What you have to do
In how many lines of the records does the string "username" appear? State only the number.

Extracted data
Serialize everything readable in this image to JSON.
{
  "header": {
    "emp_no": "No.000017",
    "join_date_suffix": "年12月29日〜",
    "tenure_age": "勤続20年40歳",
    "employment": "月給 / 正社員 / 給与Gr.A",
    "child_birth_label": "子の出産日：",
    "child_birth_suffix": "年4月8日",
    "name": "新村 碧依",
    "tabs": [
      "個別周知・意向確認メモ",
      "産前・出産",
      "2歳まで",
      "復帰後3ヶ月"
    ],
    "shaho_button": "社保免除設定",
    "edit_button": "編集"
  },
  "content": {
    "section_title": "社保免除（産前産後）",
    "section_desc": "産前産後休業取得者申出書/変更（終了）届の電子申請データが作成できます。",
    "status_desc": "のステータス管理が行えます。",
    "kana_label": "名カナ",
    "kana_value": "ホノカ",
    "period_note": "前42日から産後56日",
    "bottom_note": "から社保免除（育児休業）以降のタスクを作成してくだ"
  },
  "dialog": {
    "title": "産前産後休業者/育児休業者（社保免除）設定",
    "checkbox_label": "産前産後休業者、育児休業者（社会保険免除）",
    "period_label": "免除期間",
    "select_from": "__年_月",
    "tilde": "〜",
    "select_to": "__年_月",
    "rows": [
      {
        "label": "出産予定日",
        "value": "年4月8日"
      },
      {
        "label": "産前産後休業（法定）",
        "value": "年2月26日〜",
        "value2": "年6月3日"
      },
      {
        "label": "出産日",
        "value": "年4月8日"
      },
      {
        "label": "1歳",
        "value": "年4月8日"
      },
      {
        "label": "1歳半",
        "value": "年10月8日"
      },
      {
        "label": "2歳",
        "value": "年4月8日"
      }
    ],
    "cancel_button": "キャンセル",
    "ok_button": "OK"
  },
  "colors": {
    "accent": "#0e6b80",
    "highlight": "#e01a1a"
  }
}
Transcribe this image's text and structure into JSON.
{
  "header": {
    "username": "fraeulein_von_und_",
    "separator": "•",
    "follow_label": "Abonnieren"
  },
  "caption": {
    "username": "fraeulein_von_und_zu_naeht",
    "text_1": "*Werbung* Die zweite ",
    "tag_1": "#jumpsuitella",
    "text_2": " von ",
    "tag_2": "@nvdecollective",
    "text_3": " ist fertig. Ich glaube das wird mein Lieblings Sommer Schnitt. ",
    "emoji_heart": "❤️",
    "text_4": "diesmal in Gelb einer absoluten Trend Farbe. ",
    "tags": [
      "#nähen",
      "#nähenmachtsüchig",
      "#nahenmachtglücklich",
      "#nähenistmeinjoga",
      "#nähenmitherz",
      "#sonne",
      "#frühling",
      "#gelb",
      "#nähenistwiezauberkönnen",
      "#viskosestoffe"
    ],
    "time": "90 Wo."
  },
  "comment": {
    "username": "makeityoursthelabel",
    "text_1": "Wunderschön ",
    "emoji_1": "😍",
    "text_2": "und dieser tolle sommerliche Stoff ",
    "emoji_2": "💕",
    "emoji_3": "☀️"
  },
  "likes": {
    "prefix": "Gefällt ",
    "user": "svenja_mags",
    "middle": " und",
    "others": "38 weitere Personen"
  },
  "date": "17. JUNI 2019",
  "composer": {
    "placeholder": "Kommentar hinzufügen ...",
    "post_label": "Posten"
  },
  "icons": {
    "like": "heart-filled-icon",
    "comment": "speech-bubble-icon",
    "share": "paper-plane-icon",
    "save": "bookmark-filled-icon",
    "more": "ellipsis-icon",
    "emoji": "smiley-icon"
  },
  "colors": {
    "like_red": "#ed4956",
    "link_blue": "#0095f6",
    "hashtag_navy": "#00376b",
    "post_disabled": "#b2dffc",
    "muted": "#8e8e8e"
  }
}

Solution
3